I now have my receipt for the bicycle which I show the inspector. She gives me back my “pedemento” and I am on my way. Well at least 100yards closer to Belize. I pass the guard station, only to be stopped again, to have my truck fumigated. And another five dollars.

I pull into the parking lot so I can get my visa. At the window, I find it is another $25 for my visa. Then back out to the parking lot to get my Mexican insurance from a broker who has a stand there. And you guessed it, another $20.

It’s now almost 2:30PM and we are finally on the road. That lasts for about one mile. We need to exchange American dollars for Pesos. I can remember when dollars were taken everywhere, but now they are only taken in the biggest tourist towns. I exchange $400 into Pesos and we are on our way. We hook up with a Belizian, Juan, who makes this trip 4 or 5 times a year, and he will guide us through Tampico.

An hour or so down the road we have our first stopping point, which is a customs inspection station. I give him my “pedimento” and a fifty Peso note to help expedite the paperwork. He glances at the pedimento, sees the fifty peso note, gives me back my pedimento, and I am on my way in no time.

It’s now getting close to 5PM and we are less than 50 miles inside of Mexico. Three hours of light remain, so we press on. Tampico is now out of the question. But at least the roads are in pretty good shape and we are moving along at 70 miles an hour.

We are on the road to Tampico, and it’s starting to get dark. We press on, trying to get as far as we can, but not wanting to drive in the dark. The towns around here are few and far between, so we decide to stop at the next town. Unfortunately, that town is still a bit of a drive.
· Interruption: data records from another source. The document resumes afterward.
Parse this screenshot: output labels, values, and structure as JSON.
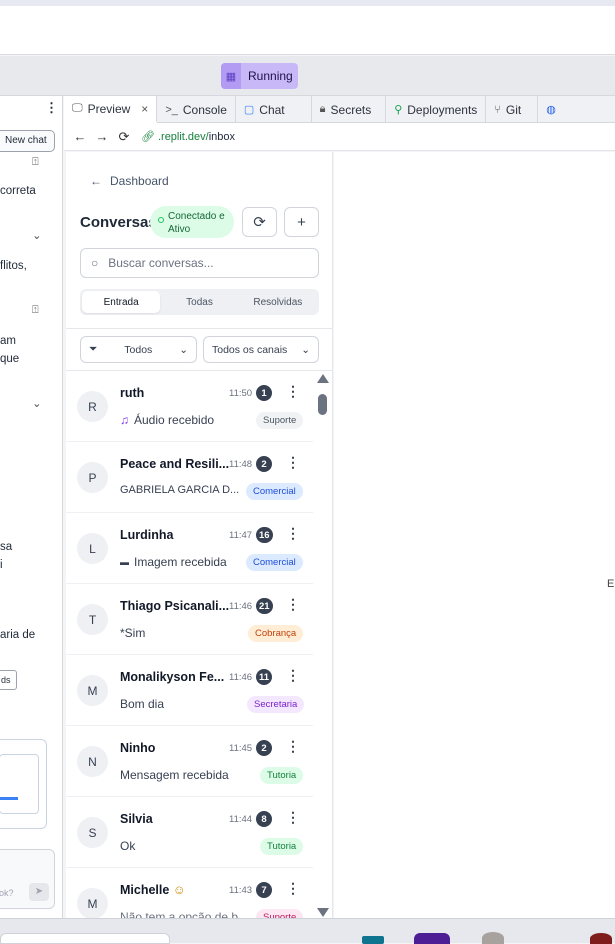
{
  "runbar": {
    "run_label": "Running"
  },
  "left_panel": {
    "new_chat": "New chat",
    "snippets": [
      "correta",
      "flitos,",
      "am",
      "que",
      "sa",
      "i",
      "aria de",
      "ds",
      "ok?"
    ]
  },
  "tabs": [
    {
      "label": "Preview",
      "icon": "monitor-icon",
      "closable": true
    },
    {
      "label": "Console",
      "icon": "terminal-icon"
    },
    {
      "label": "Chat",
      "icon": "chat-bubble-icon"
    },
    {
      "label": "Secrets",
      "icon": "lock-icon"
    },
    {
      "label": "Deployments",
      "icon": "deploy-icon"
    },
    {
      "label": "Git",
      "icon": "git-icon"
    }
  ],
  "url": {
    "domain": ".replit.dev/",
    "path": "inbox"
  },
  "app": {
    "back_label": "Dashboard",
    "title": "Conversas",
    "status_text": "Conectado e Ativo",
    "search_placeholder": "Buscar conversas...",
    "segments": [
      "Entrada",
      "Todas",
      "Resolvidas"
    ],
    "active_segment": "Entrada",
    "filter_status": "Todos",
    "filter_channel": "Todos os canais",
    "conversations": [
      {
        "initial": "R",
        "name": "ruth",
        "time": "11:50",
        "count": "1",
        "preview": "Áudio recebido",
        "preview_icon": "music-note-icon",
        "tag": "Suporte"
      },
      {
        "initial": "P",
        "name": "Peace and Resili...",
        "time": "11:48",
        "count": "2",
        "preview": "GABRIELA GARCIA D...",
        "tag": "Comercial"
      },
      {
        "initial": "L",
        "name": "Lurdinha",
        "time": "11:47",
        "count": "16",
        "preview": "Imagem recebida",
        "preview_icon": "camera-icon",
        "tag": "Comercial"
      },
      {
        "initial": "T",
        "name": "Thiago Psicanali...",
        "time": "11:46",
        "count": "21",
        "preview": "*Sim",
        "tag": "Cobrança"
      },
      {
        "initial": "M",
        "name": "Monalikyson Fe...",
        "time": "11:46",
        "count": "11",
        "preview": "Bom dia",
        "tag": "Secretaria"
      },
      {
        "initial": "N",
        "name": "Ninho",
        "time": "11:45",
        "count": "2",
        "preview": "Mensagem recebida",
        "tag": "Tutoria"
      },
      {
        "initial": "S",
        "name": "Silvia",
        "time": "11:44",
        "count": "8",
        "preview": "Ok",
        "tag": "Tutoria"
      },
      {
        "initial": "M",
        "name": "Michelle",
        "name_icon": "emoji-icon",
        "time": "11:43",
        "count": "7",
        "preview": "Não tem a opção de b...",
        "tag": "Suporte"
      }
    ]
  },
  "tag_colors": {
    "Suporte": {
      "bg": "#f1f2f4",
      "fg": "#4b5563"
    },
    "Comercial": {
      "bg": "#dbeafe",
      "fg": "#1d4ed8"
    },
    "Cobrança": {
      "bg": "#ffedd5",
      "fg": "#c2410c"
    },
    "Secretaria": {
      "bg": "#f3e8ff",
      "fg": "#7e22ce"
    },
    "Tutoria": {
      "bg": "#dcfce7",
      "fg": "#15803d"
    }
  },
  "edge_letter": "E"
}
So, as much as we don’t want to drive in the dark, we need to in order to get to the next town. It’s on this narrow road that I find the reason we don’t want to drive in the dark.

Cars and trucks are passing us and the “No Passing” signs seem to be just a suggestion, not the law. Same goes for the speed limit and the double yellow lines. Even the buses pass on a double yellow line, on a hill. It’s here that we witness our first near miss. A car passes us and 4 other cars, right near the crest of the highway, just as another car is coming from the opposite direction. The roads have steep drop-offs to the side and this car has no where to go. It was only by inches that he misses meeting his maker. And even worse, a couple of miles down the road, he pulls into the gas station. A hair raising experience, just so the guy could get to the gas station one minute earlier than the rest of us.
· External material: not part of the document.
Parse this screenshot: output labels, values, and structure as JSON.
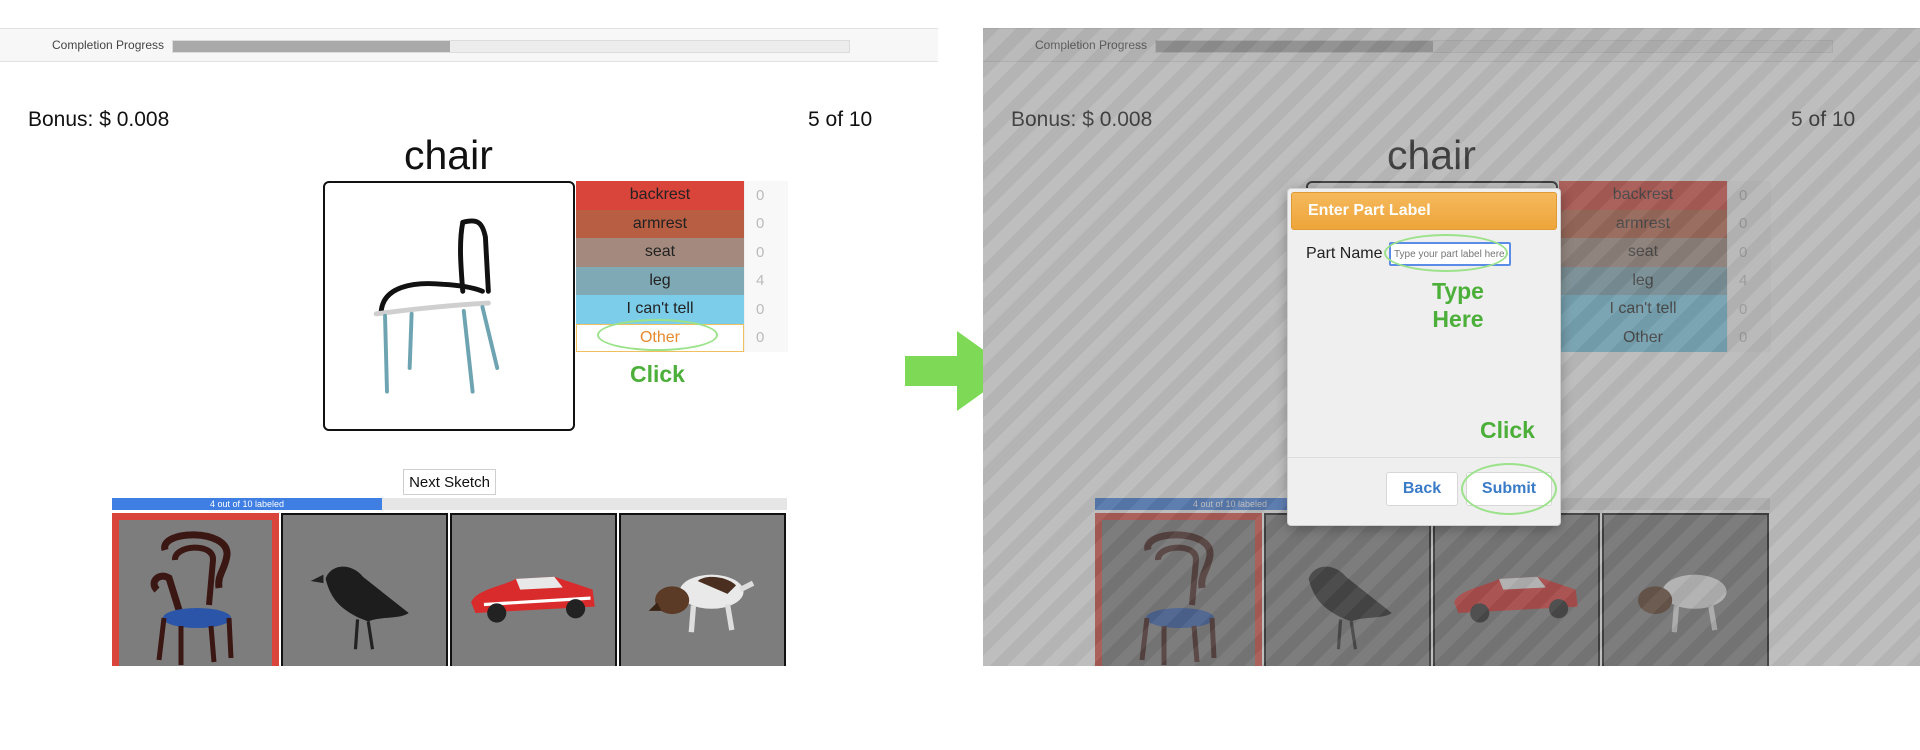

That was it. We pulled into the next motel to spend the night. We are an hour out of Tampico and will try and pass through it in the morning. The motel is a nice quiet place with not much around. The room costs 580 pesos, but at that point he could have charged us double and we still would have paid.


evopete said...
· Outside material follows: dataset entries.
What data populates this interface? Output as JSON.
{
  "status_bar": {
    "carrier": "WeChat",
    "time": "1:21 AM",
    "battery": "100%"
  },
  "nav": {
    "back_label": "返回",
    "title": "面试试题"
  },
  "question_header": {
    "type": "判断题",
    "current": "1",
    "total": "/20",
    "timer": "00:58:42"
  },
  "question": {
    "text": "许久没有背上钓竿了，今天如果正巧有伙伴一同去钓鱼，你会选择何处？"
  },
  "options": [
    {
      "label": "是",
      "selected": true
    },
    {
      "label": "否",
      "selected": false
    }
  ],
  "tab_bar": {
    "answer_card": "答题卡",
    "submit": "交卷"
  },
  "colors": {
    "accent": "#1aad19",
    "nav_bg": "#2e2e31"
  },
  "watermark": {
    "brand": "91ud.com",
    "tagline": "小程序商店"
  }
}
Wow.. I can not beleive you guys had to deal with the drama on Sunday.... Typicall border drama... I think it's so intresting that so many cars get to Mexico and central America from the us. A bit worried About the guys you meet but I know you guys are good, just be careful and watch out for each other. Love the bit on how you had to almost give up a child to get across and would have charged you for that too.

oldretiredguy said...

Geez....and I thought our government was screwed up, but glad you are safe and on your way. Tell Hipo I said HI.